US Targets Khorasan GroupSeptember 26, 2014 in Syria
On 22 September, the US began targeted strikes against ISIS in Syria, and conducted a separate mission to target the “Khorasan group.” The Khorasan group, a.k.a Jabhat al-Nusra (JAN) is a militant group which according to the Pentagon, is comprised of seasoned al Qaeda veterans.
The Khorasan group has gained public attention in the past week; however they are believed to have been operating in Syria for over a year. U.S. Central Command believes the core group, which has fewer than 100 members, is using the anarchy in Syria to create a haven from which to “plot attacks, build and test roadside bombs and recruit Westerners to carry out operations.” Michael Leiter, the former director of the National Counterterrorism Center, said, “Khorasan is less of a threat to the region and more of a threat to the U.S. homeland than ISIS.” The group is known to be actively recruiting Westerners for plots against American and European interests. Recently, the group was known to be working bomb makers from al Qaeda’s Yemen affiliate to test new ways to slip explosives past airport security. Earlier this year, a recent ban on uncharged mobile phones arose from information that al Qaeda was working with Khorasan.
The name Khorasan is an ancient Islamic historical term used to describe the areas of Afghanistan, Pakistan, and Iran. The group have been known to be operating in Syria for the past year, led by 33 year old Muhsin al Fadhli. In 2012, the US State Department offered a $7 million reward for information on Fadhli’s whereabouts. He was known to be an al Qaeda financier with ties to Osama bin Laden, and among the few who knew in advance about the 9/11 attacks. Fadhli arrived in Syria in April 2013 and joined with al-Nusra Front, however at some point in the past year, they parted ways. It is believed the Khorasan Group is mimicking the social media tactics used by ISIS to recruit Westerners, with the goal of training them and sending them home to target locales in the West.

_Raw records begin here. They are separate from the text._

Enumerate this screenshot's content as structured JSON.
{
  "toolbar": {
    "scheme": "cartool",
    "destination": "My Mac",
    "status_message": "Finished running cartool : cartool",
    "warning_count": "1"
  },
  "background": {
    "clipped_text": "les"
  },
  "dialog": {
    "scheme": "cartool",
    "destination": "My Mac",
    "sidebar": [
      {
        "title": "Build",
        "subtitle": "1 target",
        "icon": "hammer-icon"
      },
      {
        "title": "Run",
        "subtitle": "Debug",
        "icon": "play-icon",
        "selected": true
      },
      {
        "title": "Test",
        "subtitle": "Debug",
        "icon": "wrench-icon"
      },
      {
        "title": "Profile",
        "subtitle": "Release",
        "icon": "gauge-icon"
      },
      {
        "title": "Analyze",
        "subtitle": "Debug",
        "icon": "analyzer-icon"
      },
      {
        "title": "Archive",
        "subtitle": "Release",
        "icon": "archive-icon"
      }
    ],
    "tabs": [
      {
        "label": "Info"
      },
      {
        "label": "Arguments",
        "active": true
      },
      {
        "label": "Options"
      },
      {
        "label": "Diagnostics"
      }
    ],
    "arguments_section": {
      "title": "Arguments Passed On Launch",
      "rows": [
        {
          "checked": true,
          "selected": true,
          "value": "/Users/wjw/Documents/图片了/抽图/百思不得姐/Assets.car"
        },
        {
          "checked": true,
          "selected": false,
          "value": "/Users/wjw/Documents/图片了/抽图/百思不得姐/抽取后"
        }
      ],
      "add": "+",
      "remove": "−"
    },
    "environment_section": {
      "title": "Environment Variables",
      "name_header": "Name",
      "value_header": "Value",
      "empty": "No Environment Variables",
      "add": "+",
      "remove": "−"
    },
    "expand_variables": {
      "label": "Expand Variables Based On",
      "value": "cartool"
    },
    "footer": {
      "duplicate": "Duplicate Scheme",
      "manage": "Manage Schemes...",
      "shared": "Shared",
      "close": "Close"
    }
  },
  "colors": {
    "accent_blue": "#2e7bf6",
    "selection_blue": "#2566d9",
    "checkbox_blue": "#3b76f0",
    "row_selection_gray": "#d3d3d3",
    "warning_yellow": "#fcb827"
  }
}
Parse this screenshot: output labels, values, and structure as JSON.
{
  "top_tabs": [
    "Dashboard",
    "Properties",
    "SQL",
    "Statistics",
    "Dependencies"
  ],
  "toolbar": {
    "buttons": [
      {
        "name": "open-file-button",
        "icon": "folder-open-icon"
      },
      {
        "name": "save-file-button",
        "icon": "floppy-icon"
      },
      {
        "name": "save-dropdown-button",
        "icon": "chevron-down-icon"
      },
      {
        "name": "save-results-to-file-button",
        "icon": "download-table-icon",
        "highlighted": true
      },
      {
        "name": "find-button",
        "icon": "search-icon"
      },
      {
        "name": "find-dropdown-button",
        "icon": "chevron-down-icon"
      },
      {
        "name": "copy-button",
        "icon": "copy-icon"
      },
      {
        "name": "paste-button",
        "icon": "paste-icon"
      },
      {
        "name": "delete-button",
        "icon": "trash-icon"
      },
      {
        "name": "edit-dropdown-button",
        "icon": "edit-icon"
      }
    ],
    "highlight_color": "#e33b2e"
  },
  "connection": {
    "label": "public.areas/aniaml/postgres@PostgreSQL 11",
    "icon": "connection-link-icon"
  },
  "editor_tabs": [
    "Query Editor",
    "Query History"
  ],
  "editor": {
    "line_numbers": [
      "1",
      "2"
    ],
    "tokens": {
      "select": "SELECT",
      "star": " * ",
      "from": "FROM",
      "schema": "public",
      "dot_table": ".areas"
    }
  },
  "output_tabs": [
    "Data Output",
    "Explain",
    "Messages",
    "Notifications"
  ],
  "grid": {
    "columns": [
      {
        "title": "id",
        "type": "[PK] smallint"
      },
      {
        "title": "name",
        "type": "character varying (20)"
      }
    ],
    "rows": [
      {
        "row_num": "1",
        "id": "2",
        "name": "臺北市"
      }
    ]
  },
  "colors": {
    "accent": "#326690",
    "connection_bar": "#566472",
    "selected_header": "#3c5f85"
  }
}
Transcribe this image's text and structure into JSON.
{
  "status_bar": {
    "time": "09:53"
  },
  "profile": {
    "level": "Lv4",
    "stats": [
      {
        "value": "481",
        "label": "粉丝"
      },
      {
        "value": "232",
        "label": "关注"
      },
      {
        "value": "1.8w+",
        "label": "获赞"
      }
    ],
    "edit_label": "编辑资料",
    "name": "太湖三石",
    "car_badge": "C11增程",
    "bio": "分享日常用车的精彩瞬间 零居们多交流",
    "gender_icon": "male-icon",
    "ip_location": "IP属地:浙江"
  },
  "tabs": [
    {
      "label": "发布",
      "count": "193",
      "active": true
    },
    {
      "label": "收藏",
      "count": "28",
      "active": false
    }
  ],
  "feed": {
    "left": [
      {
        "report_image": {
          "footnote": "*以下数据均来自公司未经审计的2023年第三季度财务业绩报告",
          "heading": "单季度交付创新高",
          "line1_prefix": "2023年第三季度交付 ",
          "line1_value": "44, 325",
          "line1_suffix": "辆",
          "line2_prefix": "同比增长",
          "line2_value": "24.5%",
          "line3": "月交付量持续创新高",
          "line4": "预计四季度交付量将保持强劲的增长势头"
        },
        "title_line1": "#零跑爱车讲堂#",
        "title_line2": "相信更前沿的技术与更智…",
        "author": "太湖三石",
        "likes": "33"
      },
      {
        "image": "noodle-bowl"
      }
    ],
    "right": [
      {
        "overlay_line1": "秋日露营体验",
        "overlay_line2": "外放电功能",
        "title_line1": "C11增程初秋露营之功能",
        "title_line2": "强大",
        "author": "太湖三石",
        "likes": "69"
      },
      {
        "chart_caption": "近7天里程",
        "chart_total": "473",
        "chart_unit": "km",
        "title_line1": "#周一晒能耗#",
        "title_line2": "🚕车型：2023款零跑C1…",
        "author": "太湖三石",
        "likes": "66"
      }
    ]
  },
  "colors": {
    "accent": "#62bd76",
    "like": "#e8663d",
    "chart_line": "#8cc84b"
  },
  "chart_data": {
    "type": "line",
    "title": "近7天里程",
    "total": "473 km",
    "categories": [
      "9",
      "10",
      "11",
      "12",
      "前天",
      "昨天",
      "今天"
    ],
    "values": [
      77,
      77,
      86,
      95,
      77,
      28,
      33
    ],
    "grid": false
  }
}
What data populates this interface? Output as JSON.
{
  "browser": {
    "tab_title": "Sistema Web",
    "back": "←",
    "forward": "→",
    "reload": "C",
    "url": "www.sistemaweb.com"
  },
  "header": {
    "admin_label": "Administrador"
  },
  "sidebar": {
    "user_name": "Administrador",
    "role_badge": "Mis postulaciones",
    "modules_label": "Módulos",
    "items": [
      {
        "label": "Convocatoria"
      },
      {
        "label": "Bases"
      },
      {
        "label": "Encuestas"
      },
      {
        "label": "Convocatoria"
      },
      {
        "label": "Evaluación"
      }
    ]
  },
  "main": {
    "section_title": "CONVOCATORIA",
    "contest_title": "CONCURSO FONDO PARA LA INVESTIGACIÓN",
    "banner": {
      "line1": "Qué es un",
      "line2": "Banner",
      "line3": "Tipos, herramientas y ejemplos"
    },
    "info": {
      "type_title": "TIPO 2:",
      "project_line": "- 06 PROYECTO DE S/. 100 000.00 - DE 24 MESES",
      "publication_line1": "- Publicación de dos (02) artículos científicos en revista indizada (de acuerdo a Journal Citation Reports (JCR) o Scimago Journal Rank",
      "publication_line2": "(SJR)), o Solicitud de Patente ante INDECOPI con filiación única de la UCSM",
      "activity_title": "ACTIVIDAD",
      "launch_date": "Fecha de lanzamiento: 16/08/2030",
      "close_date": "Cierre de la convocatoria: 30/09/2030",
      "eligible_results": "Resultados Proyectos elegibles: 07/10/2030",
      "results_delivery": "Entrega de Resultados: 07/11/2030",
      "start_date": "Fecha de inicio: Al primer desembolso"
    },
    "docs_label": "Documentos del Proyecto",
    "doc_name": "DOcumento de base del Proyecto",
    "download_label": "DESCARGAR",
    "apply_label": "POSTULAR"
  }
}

The US Director of Operations at the Joint Chiefs of Staff stated that they had been watching Fadhli and the group for some time, and believed they were “nearing the execution phase of an attack either in Europe or the homeland.” The intelligence community discovered the plots against the United States in the past week, but did not identify the target. Sources did add that the plot may have involved a bomb made of clothes dipped in explosive material.
On 23 September, the US dropped 40 Tomahawk missiles, striking eight targets to the west of Aleppo. The targets were believed to be Khorasan group strongholds. The US is currently assessing whether Fadhli was killed in the airstrikes. One anonymous US official stated “We believe he is dead,” however it has not been independently confirmed, and such confirmation could take time.
The U.S. attack on Khorasan Group targets this were a strategic surprise, as the US intended to catch the group off guard by mixing strikes against ISIS with strikes against Khorasan group targets.